**WHAT IS REQUIRED:**
Below are some records; state how many of their lines contain the word "this", and add nothing.

Web page and app entries
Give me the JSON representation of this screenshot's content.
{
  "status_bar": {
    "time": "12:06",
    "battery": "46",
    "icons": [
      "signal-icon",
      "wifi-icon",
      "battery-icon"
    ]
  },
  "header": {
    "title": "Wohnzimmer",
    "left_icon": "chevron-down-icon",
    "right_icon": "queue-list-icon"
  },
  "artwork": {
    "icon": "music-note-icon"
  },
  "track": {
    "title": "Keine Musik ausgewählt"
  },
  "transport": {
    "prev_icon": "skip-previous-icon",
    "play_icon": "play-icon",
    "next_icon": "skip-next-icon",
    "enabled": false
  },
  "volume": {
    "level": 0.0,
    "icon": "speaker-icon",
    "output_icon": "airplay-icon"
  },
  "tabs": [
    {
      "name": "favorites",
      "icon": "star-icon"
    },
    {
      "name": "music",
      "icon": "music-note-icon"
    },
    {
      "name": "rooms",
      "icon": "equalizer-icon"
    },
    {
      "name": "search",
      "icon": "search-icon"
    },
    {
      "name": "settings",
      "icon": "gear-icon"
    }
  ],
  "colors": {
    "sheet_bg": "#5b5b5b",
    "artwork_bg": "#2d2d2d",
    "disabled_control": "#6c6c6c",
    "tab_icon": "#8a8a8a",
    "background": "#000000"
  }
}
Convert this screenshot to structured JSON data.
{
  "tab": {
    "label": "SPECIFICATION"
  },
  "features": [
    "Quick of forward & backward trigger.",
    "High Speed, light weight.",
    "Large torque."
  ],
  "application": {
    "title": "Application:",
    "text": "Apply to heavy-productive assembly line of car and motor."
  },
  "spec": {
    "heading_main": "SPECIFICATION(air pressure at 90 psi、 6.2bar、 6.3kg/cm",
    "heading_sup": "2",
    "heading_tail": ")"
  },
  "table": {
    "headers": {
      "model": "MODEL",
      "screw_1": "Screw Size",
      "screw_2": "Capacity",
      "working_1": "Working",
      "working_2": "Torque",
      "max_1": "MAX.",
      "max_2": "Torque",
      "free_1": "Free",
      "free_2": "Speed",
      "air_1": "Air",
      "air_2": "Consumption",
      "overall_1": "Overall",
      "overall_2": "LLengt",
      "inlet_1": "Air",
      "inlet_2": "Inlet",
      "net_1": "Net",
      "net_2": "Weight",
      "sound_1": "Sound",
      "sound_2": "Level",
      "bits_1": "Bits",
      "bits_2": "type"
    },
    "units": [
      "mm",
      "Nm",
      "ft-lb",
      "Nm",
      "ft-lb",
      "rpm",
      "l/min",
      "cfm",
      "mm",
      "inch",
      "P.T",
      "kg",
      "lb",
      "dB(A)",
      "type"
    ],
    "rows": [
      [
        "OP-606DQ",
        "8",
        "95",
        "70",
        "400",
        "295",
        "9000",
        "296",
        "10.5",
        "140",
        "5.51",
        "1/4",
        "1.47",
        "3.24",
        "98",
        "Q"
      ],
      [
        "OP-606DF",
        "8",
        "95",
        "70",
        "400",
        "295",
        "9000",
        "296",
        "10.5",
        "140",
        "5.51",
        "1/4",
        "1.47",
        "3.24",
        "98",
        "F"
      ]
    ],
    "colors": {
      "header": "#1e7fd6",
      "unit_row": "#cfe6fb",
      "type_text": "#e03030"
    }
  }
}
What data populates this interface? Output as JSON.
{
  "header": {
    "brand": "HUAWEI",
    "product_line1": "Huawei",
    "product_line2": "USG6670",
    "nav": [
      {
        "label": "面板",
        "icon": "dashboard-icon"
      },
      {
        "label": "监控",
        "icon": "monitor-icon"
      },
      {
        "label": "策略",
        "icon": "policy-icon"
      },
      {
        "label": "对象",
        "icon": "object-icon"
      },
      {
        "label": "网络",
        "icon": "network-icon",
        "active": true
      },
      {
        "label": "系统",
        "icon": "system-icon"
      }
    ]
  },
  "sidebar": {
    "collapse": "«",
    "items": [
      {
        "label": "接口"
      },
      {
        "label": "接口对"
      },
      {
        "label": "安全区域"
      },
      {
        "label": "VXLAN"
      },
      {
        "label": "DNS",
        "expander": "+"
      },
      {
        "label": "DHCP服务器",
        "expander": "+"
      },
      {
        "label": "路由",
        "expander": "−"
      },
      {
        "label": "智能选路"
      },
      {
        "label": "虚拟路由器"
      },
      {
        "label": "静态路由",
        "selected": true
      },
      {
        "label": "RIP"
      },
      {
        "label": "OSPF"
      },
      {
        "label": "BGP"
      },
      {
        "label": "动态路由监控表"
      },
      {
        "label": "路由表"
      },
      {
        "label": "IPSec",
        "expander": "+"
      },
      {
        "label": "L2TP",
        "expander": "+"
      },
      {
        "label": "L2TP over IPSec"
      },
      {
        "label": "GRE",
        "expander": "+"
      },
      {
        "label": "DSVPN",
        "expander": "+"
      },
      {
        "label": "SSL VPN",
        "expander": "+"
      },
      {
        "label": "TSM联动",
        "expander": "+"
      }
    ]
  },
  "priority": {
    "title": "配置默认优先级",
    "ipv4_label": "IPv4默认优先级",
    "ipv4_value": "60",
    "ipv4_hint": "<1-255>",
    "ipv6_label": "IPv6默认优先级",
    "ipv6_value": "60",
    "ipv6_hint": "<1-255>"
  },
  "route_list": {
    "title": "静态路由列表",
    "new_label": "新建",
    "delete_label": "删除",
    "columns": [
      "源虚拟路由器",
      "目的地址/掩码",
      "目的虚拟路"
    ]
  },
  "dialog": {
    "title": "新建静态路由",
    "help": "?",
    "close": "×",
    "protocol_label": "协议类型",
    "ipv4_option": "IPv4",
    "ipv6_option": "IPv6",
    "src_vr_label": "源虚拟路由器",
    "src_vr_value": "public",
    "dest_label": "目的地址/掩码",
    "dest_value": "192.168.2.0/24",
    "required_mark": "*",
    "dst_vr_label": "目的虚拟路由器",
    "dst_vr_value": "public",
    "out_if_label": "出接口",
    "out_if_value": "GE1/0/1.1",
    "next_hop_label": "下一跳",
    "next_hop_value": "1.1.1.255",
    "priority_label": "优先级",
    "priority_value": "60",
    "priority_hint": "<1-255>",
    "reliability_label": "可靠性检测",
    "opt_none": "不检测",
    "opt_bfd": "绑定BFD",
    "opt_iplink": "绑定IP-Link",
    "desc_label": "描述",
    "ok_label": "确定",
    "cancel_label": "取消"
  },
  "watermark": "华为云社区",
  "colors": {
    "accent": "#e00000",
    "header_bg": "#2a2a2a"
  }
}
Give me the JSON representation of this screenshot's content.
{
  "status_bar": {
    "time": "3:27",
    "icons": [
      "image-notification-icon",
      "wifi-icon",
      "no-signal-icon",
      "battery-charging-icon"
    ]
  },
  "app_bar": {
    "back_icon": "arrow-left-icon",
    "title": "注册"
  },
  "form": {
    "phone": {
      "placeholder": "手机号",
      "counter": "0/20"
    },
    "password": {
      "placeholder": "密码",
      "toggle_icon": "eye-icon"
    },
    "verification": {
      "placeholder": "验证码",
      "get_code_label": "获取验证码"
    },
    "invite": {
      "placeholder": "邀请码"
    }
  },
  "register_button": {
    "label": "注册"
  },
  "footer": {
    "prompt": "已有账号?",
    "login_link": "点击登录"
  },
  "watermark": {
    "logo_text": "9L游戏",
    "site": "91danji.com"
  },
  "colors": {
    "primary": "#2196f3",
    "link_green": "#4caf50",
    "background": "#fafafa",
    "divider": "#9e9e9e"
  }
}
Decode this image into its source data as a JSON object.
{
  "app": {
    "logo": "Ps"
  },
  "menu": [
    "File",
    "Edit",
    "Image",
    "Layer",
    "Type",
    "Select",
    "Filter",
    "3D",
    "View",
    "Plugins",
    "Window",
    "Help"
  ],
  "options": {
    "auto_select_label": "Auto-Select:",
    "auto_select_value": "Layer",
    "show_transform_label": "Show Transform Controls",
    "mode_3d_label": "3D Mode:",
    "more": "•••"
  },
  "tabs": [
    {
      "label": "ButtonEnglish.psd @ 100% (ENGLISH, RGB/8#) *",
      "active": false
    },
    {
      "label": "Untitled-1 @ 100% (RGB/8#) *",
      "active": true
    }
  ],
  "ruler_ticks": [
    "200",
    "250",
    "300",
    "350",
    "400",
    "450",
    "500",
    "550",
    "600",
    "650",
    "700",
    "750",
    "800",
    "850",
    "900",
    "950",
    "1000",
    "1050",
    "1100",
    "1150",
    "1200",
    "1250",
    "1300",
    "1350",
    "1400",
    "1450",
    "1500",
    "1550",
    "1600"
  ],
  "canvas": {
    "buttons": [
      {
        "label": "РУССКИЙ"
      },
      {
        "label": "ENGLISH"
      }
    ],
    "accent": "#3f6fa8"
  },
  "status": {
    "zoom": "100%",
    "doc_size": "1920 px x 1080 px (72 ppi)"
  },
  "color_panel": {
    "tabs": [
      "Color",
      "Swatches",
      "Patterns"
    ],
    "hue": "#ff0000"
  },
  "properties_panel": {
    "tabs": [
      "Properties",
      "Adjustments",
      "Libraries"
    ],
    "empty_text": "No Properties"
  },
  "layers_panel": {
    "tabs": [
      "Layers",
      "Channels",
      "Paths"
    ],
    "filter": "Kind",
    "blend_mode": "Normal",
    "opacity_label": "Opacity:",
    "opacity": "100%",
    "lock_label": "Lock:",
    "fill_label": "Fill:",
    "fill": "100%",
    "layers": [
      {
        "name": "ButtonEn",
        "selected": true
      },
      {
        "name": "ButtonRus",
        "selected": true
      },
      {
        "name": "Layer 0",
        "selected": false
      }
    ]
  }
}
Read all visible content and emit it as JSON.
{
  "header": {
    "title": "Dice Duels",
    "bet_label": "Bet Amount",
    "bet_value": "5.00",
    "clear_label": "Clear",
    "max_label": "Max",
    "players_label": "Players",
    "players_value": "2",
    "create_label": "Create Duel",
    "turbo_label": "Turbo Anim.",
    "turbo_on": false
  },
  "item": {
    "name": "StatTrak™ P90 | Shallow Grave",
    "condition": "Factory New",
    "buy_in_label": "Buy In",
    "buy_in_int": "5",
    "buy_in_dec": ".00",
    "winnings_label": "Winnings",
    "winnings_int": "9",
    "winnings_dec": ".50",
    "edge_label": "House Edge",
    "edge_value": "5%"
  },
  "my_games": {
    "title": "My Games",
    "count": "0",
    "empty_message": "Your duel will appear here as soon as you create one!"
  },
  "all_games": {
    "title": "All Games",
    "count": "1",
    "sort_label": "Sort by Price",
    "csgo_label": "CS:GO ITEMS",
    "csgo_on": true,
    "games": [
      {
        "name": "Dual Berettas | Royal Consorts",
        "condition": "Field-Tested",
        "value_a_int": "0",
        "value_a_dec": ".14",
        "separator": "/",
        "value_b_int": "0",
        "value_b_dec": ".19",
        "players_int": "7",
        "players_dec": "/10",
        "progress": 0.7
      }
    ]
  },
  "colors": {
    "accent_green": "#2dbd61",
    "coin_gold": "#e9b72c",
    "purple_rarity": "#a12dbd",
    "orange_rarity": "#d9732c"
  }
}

**REPLY TO THE EXERCISE:**
5